■ Task objective: Using the entries that follow, establish how many lines contain the word "efficiency" and give only that figure.

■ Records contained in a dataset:
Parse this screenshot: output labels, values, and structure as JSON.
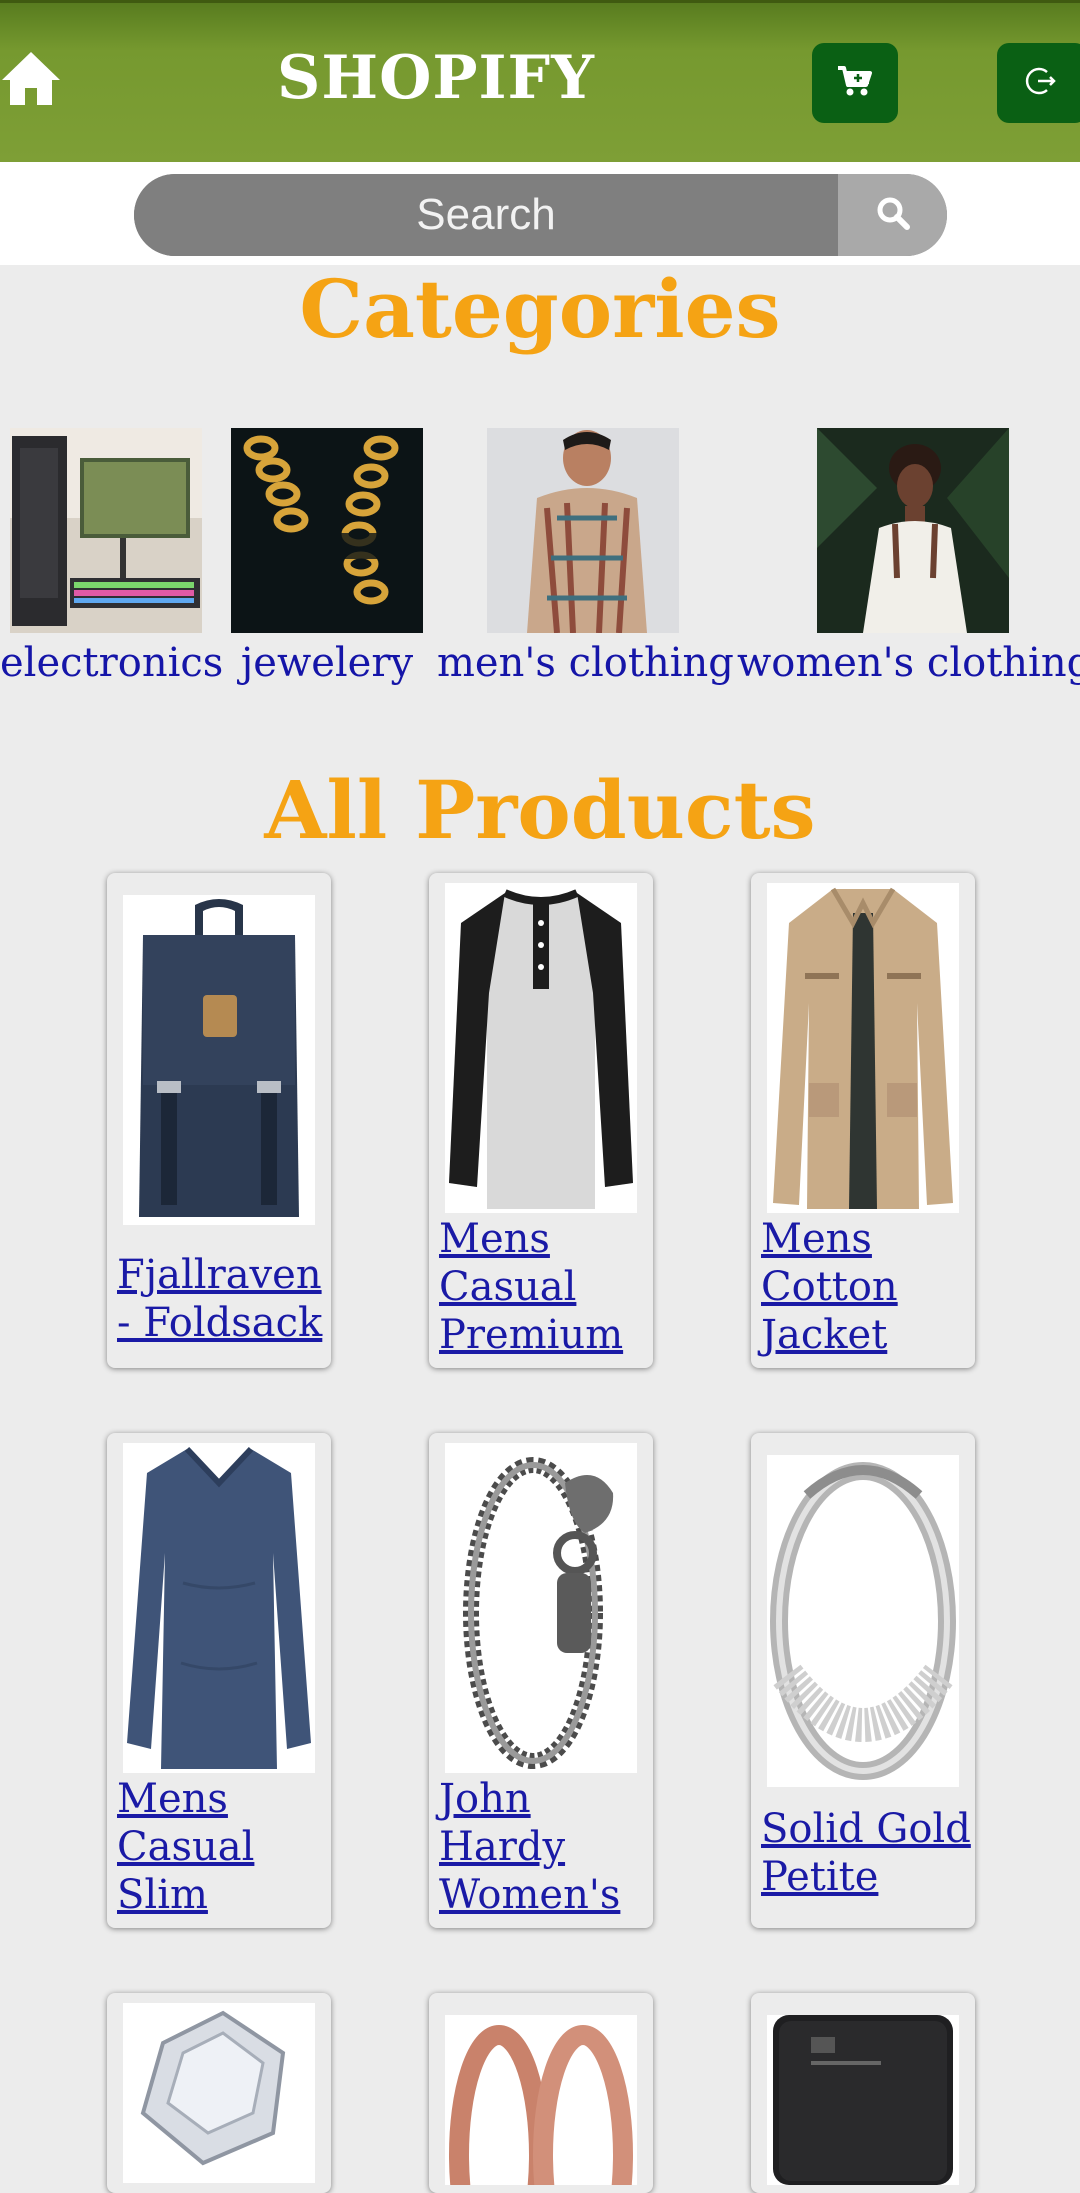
{
  "header": {
    "brand": "SHOPIFY",
    "icons": [
      "home-icon",
      "cart-icon",
      "logout-icon"
    ],
    "colors": {
      "bar": "#7e9f36",
      "button": "#0a6014"
    }
  },
  "search": {
    "placeholder": "Search",
    "button_icon": "search-icon"
  },
  "categories": {
    "title": "Categories",
    "items": [
      {
        "label": "electronics"
      },
      {
        "label": "jewelery"
      },
      {
        "label": "men's clothing"
      },
      {
        "label": "women's clothing"
      }
    ]
  },
  "products": {
    "title": "All Products",
    "items": [
      {
        "name": "Fjallraven - Foldsack"
      },
      {
        "name": "Mens Casual Premium"
      },
      {
        "name": "Mens Cotton Jacket"
      },
      {
        "name": "Mens Casual Slim"
      },
      {
        "name": "John Hardy Women's"
      },
      {
        "name": "Solid Gold Petite"
      }
    ]
  },
  "accent_color": "#f5a314",
  "link_color": "#1a1aa6"
}
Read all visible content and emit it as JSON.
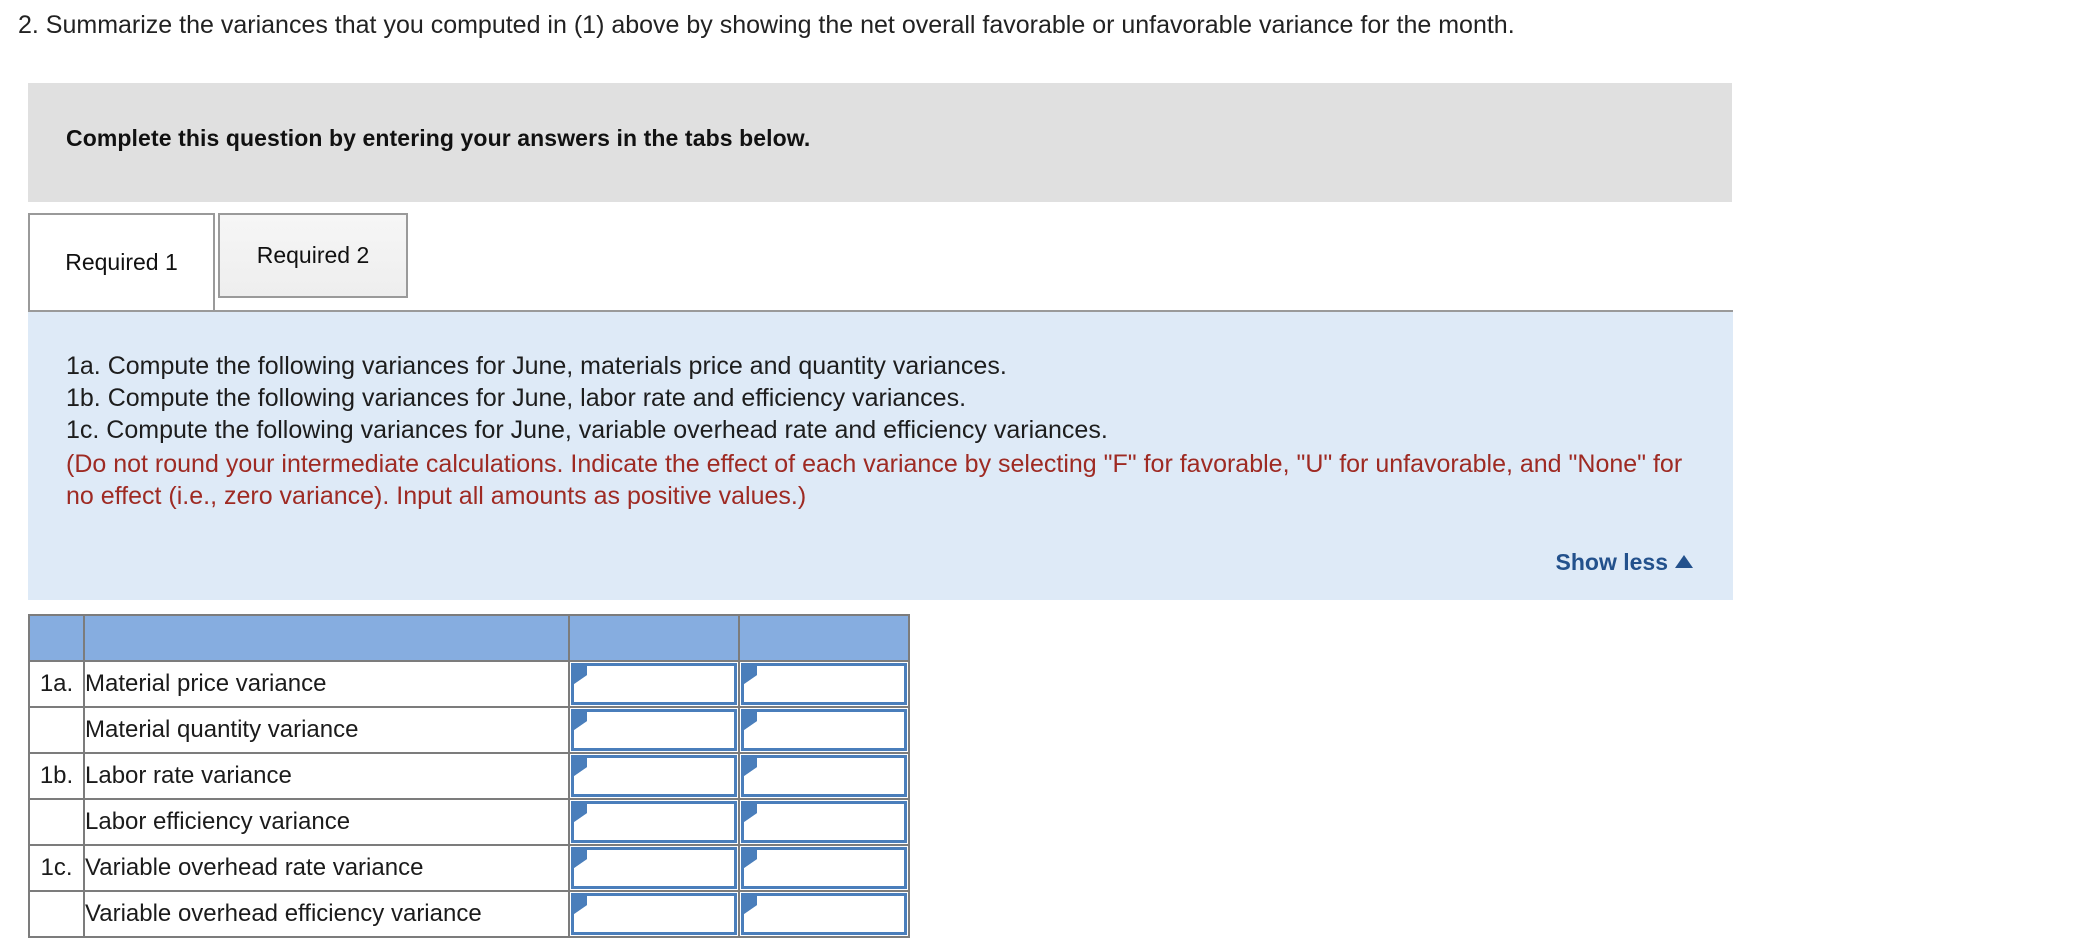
{
  "question": {
    "text": "2. Summarize the variances that you computed in (1) above by showing the net overall favorable or unfavorable variance for the month."
  },
  "banner": {
    "text": "Complete this question by entering your answers in the tabs below."
  },
  "tabs": [
    {
      "label": "Required 1",
      "active": true
    },
    {
      "label": "Required 2",
      "active": false
    }
  ],
  "instructions": {
    "lines": [
      "1a. Compute the following variances for June, materials price and quantity variances.",
      "1b. Compute the following variances for June, labor rate and efficiency variances.",
      "1c. Compute the following variances for June, variable overhead rate and efficiency variances."
    ],
    "note": "(Do not round your intermediate calculations. Indicate the effect of each variance by selecting \"F\" for favorable, \"U\" for unfavorable, and \"None\" for no effect (i.e., zero variance). Input all amounts as positive values.)",
    "note_color": "#9e2a23",
    "show_less_label": "Show less",
    "show_less_icon": "triangle-up-icon",
    "link_color": "#23518c"
  },
  "answer_table": {
    "header": {
      "num": "",
      "label": "",
      "amount": "",
      "effect": ""
    },
    "header_color": "#86ade0",
    "input_border_color": "#4a7ebb",
    "rows": [
      {
        "num": "1a.",
        "label": "Material price variance",
        "amount": "",
        "effect": ""
      },
      {
        "num": "",
        "label": "Material quantity variance",
        "amount": "",
        "effect": ""
      },
      {
        "num": "1b.",
        "label": "Labor rate variance",
        "amount": "",
        "effect": ""
      },
      {
        "num": "",
        "label": "Labor efficiency variance",
        "amount": "",
        "effect": ""
      },
      {
        "num": "1c.",
        "label": "Variable overhead rate variance",
        "amount": "",
        "effect": ""
      },
      {
        "num": "",
        "label": "Variable overhead efficiency variance",
        "amount": "",
        "effect": ""
      }
    ]
  }
}
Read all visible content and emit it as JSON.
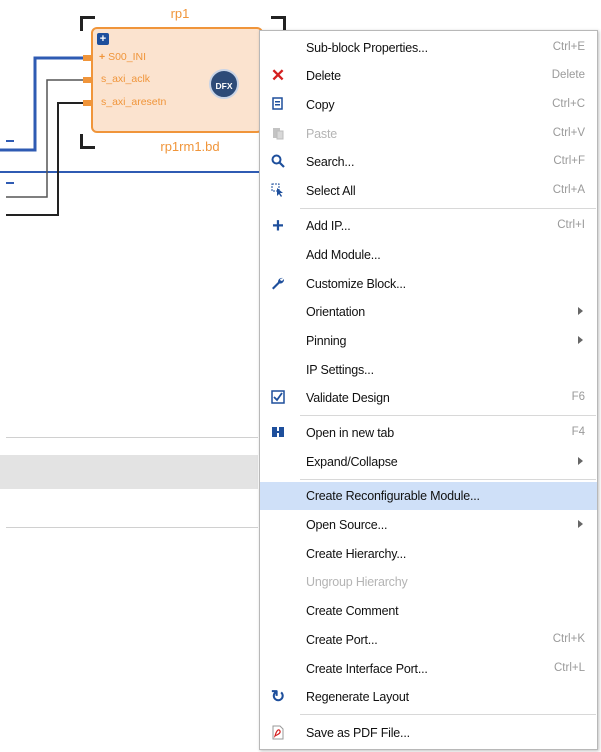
{
  "diagram": {
    "block_title": "rp1",
    "block_file": "rp1rm1.bd",
    "ports": [
      "S00_INI",
      "s_axi_aclk",
      "s_axi_aresetn"
    ],
    "dfx_badge": "DFX"
  },
  "context_menu": {
    "items": [
      {
        "label": "Sub-block Properties...",
        "shortcut": "Ctrl+E",
        "icon": "none"
      },
      {
        "label": "Delete",
        "shortcut": "Delete",
        "icon": "delete-x-icon"
      },
      {
        "label": "Copy",
        "shortcut": "Ctrl+C",
        "icon": "copy-icon"
      },
      {
        "label": "Paste",
        "shortcut": "Ctrl+V",
        "icon": "paste-icon",
        "disabled": true
      },
      {
        "label": "Search...",
        "shortcut": "Ctrl+F",
        "icon": "search-icon"
      },
      {
        "label": "Select All",
        "shortcut": "Ctrl+A",
        "icon": "select-all-icon"
      },
      {
        "label": "Add IP...",
        "shortcut": "Ctrl+I",
        "icon": "add-icon"
      },
      {
        "label": "Add Module...",
        "shortcut": "",
        "icon": "none"
      },
      {
        "label": "Customize Block...",
        "shortcut": "",
        "icon": "wrench-icon"
      },
      {
        "label": "Orientation",
        "shortcut": "",
        "icon": "none",
        "submenu": true
      },
      {
        "label": "Pinning",
        "shortcut": "",
        "icon": "none",
        "submenu": true
      },
      {
        "label": "IP Settings...",
        "shortcut": "",
        "icon": "none"
      },
      {
        "label": "Validate Design",
        "shortcut": "F6",
        "icon": "validate-icon"
      },
      {
        "label": "Open in new tab",
        "shortcut": "F4",
        "icon": "open-tab-icon"
      },
      {
        "label": "Expand/Collapse",
        "shortcut": "",
        "icon": "none",
        "submenu": true
      },
      {
        "label": "Create Reconfigurable Module...",
        "shortcut": "",
        "icon": "none",
        "highlighted": true
      },
      {
        "label": "Open Source...",
        "shortcut": "",
        "icon": "none",
        "submenu": true
      },
      {
        "label": "Create Hierarchy...",
        "shortcut": "",
        "icon": "none"
      },
      {
        "label": "Ungroup Hierarchy",
        "shortcut": "",
        "icon": "none",
        "disabled": true
      },
      {
        "label": "Create Comment",
        "shortcut": "",
        "icon": "none"
      },
      {
        "label": "Create Port...",
        "shortcut": "Ctrl+K",
        "icon": "none"
      },
      {
        "label": "Create Interface Port...",
        "shortcut": "Ctrl+L",
        "icon": "none"
      },
      {
        "label": "Regenerate Layout",
        "shortcut": "",
        "icon": "regenerate-icon"
      },
      {
        "label": "Save as PDF File...",
        "shortcut": "",
        "icon": "pdf-icon"
      }
    ]
  },
  "colors": {
    "block_orange": "#f0953a",
    "block_fill": "#fbe3cf",
    "wire_blue": "#2f5bb3",
    "highlight": "#cfe0f8"
  }
}
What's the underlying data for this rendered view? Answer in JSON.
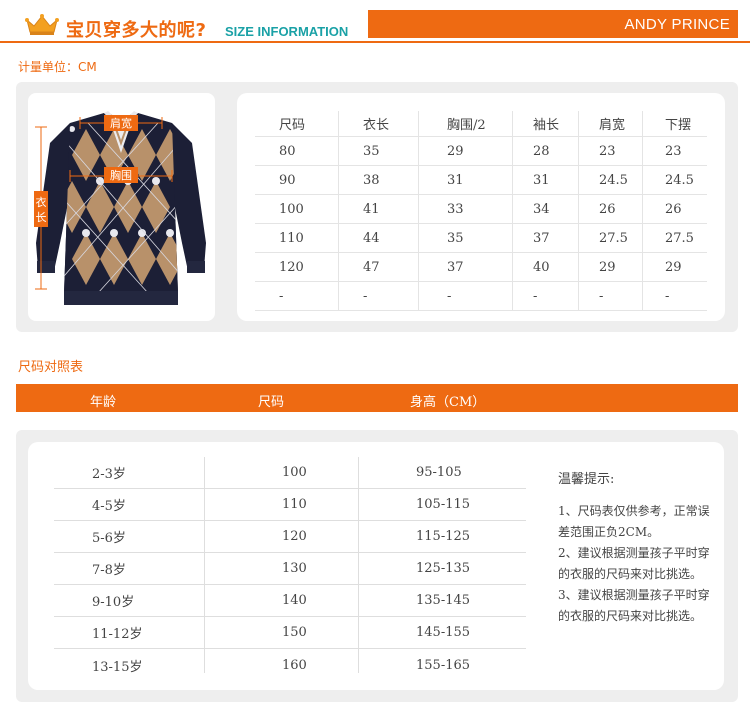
{
  "header": {
    "title_cn": "宝贝穿多大的呢?",
    "title_en": "SIZE INFORMATION",
    "brand": "ANDY PRINCE"
  },
  "measure_unit": "计量单位：CM",
  "diagram_labels": {
    "shoulder": "肩宽",
    "chest": "胸围",
    "length": "衣长"
  },
  "size_table": {
    "headers": [
      "尺码",
      "衣长",
      "胸围/2",
      "袖长",
      "肩宽",
      "下摆"
    ],
    "rows": [
      [
        "80",
        "35",
        "29",
        "28",
        "23",
        "23"
      ],
      [
        "90",
        "38",
        "31",
        "31",
        "24.5",
        "24.5"
      ],
      [
        "100",
        "41",
        "33",
        "34",
        "26",
        "26"
      ],
      [
        "110",
        "44",
        "35",
        "37",
        "27.5",
        "27.5"
      ],
      [
        "120",
        "47",
        "37",
        "40",
        "29",
        "29"
      ],
      [
        "-",
        "-",
        "-",
        "-",
        "-",
        "-"
      ]
    ]
  },
  "chart_section": {
    "label": "尺码对照表",
    "headers": [
      "年龄",
      "尺码",
      "身高（CM）"
    ],
    "rows": [
      [
        "2-3岁",
        "100",
        "95-105"
      ],
      [
        "4-5岁",
        "110",
        "105-115"
      ],
      [
        "5-6岁",
        "120",
        "115-125"
      ],
      [
        "7-8岁",
        "130",
        "125-135"
      ],
      [
        "9-10岁",
        "140",
        "135-145"
      ],
      [
        "11-12岁",
        "150",
        "145-155"
      ],
      [
        "13-15岁",
        "160",
        "155-165"
      ]
    ]
  },
  "tips": {
    "title": "温馨提示:",
    "items": [
      "1、尺码表仅供参考，正常误差范围正负2CM。",
      "2、建议根据测量孩子平时穿的衣服的尺码来对比挑选。",
      "3、建议根据测量孩子平时穿的衣服的尺码来对比挑选。"
    ]
  },
  "colors": {
    "accent": "#ee6a12",
    "teal": "#1aa1a6",
    "sweater_navy": "#1c1f36",
    "sweater_tan": "#b8916a"
  }
}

■ Written response: 4